Senators launch amendment to Clean Air Act
A bipartisan group of Congressmen have put forward an amendment to the 1990 Clean Air Act, in order to reduce emissions from electric power plants.
The Clean Power act of 2001 aims to cut emissions of sulphur dioxide and oxides of nitrogen from power plants by 75%, aggregate mercury emissions by 90%, and to reduce carbon dioxide emissions to 1990 levels.
The Bill also includes provisions for incentives to increase energy efficiency and the use of renewable energy in order to achieve the emission reduction objectives, and policies to reduce the rate of growth of natural gas consumption.
“I am proud to have been one of the principal negotiators of the 1990 Clean Air Act, an act that has allowed our nation to make progress in improving air quality,” said Congressman Jim Jeffords, one of the sponsors of the bill. “Notwithstanding significant increases in population and economic growth, we have still been able to reduce or control emissions. But nationwide, more than thirty percent of residents still live in regions with poor air quality.”
“This bill would mandate strict emissions standards and create incentives for the use of clean, alternative power,” said Jeffords. Pointing out that his own state, Vermont, suffers from polluted air from coal power stations in other states, despite having some of the toughest air quality standards in the US. “Without inclusion of this clean air provision, our region would be unfairly impacted by competitive change in the electric power sector, as other regions of the nation enjoy low energy costs because they are not complying with the clean air standards we live with.”

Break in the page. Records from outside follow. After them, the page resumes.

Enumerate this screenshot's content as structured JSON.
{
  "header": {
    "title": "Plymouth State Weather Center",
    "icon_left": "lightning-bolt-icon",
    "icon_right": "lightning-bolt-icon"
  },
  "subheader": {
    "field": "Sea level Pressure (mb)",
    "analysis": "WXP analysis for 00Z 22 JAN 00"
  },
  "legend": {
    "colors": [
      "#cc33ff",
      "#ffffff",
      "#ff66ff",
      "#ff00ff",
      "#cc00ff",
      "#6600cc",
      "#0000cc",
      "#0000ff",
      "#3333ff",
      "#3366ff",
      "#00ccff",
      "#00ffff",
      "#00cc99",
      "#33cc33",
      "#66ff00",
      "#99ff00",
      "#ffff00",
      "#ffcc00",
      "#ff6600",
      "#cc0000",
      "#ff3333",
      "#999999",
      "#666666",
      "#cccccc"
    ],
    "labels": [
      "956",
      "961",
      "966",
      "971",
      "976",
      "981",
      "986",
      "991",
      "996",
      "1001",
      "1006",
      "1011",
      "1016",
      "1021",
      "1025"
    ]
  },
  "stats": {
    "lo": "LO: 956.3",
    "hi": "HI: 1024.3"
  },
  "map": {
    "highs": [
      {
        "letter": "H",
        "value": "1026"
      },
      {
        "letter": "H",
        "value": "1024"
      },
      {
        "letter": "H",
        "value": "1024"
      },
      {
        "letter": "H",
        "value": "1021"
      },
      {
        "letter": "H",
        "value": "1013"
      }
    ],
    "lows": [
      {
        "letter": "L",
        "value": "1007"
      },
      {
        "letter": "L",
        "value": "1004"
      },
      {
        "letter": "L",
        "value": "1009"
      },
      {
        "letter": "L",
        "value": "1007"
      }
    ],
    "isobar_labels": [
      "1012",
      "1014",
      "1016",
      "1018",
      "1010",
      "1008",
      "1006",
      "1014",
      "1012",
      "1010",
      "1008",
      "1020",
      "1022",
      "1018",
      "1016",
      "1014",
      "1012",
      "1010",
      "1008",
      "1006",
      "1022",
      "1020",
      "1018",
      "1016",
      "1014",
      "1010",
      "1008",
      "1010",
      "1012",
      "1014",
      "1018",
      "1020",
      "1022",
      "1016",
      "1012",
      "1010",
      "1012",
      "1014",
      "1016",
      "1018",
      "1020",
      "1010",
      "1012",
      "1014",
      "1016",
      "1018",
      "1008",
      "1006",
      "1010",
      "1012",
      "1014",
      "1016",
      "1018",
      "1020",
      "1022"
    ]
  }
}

A week earlier, President Bush decided not to bring in emission reductions for power plants due to fears over the effects on consumers that such an action would bring, and to doubts over the existence of global warming (see related story).